- Opening Delimiter -

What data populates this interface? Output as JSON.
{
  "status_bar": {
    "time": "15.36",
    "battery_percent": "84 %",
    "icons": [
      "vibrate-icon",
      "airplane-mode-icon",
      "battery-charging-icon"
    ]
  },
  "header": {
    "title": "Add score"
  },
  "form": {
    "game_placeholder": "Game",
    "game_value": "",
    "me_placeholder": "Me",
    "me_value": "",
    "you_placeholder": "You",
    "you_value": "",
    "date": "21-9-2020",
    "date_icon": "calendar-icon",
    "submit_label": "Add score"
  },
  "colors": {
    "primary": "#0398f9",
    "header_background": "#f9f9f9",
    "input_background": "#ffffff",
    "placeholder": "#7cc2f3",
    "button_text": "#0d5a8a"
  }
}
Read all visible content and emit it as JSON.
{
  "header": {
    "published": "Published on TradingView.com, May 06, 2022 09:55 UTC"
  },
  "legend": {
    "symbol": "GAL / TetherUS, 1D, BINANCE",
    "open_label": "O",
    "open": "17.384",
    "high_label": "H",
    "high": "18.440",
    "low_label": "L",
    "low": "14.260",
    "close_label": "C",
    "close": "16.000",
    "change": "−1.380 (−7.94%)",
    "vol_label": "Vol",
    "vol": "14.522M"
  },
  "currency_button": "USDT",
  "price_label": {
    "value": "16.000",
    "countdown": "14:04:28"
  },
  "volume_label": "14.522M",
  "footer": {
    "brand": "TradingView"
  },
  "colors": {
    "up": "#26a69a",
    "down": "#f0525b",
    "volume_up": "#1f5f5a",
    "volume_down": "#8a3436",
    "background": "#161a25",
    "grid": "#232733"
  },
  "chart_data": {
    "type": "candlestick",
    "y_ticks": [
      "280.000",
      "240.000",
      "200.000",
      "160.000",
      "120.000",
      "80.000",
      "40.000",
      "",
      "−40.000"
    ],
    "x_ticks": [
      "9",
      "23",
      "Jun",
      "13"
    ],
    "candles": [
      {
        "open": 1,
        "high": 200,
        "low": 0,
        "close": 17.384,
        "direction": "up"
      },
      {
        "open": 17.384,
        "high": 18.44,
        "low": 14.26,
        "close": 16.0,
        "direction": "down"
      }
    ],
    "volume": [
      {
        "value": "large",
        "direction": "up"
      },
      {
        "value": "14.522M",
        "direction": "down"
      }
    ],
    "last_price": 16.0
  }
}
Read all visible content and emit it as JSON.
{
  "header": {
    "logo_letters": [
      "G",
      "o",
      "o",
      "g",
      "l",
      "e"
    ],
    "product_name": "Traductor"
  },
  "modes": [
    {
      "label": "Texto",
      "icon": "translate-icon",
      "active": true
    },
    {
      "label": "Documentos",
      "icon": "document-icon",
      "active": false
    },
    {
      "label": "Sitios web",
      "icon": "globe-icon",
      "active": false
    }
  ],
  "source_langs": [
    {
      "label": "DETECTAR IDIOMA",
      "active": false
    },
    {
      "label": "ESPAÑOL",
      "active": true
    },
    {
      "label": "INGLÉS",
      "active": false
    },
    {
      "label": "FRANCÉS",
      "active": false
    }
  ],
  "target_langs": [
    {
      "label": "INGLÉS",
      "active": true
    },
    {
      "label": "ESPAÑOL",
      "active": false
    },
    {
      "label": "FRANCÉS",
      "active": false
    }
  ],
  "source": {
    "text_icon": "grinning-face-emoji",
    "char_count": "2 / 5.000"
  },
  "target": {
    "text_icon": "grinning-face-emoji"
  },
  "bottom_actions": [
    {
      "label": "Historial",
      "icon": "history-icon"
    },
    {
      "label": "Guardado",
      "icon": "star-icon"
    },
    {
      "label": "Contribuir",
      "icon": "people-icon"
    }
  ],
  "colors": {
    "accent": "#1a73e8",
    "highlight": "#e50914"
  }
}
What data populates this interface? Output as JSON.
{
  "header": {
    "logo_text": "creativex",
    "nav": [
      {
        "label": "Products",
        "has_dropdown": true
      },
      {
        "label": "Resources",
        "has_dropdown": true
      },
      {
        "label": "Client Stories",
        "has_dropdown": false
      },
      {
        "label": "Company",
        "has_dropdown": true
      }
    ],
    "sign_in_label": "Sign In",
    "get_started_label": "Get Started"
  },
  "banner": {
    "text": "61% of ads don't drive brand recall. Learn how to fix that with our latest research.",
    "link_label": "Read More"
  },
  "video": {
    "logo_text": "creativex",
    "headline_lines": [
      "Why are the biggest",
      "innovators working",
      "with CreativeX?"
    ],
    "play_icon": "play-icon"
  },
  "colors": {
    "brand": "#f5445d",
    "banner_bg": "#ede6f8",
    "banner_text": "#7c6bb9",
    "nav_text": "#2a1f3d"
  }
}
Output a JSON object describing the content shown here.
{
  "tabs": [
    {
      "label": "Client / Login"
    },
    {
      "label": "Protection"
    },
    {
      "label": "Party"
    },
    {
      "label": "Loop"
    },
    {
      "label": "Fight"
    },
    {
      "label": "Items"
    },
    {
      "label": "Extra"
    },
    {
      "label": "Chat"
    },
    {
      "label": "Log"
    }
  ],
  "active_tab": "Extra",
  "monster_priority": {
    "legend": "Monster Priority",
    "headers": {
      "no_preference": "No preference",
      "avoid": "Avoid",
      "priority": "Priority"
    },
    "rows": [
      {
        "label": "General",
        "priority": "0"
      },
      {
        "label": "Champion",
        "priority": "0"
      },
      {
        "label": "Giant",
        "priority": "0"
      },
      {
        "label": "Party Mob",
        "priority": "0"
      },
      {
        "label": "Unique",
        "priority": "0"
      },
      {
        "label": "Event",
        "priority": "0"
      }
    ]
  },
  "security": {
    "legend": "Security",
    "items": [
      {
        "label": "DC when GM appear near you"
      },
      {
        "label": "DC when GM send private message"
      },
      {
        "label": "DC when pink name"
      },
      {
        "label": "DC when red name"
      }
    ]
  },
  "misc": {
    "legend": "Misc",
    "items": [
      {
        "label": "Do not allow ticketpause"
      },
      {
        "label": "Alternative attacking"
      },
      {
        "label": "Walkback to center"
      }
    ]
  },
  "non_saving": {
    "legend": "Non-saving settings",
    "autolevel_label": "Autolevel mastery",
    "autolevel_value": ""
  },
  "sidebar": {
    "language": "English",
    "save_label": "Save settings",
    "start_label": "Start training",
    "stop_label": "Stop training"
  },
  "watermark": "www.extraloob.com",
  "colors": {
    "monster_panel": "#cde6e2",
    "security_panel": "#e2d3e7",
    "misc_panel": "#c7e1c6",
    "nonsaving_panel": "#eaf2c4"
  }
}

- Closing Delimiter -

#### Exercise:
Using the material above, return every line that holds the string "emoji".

#### The completed task:
    "text_icon": "grinning-face-emoji",
    "text_icon": "grinning-face-emoji"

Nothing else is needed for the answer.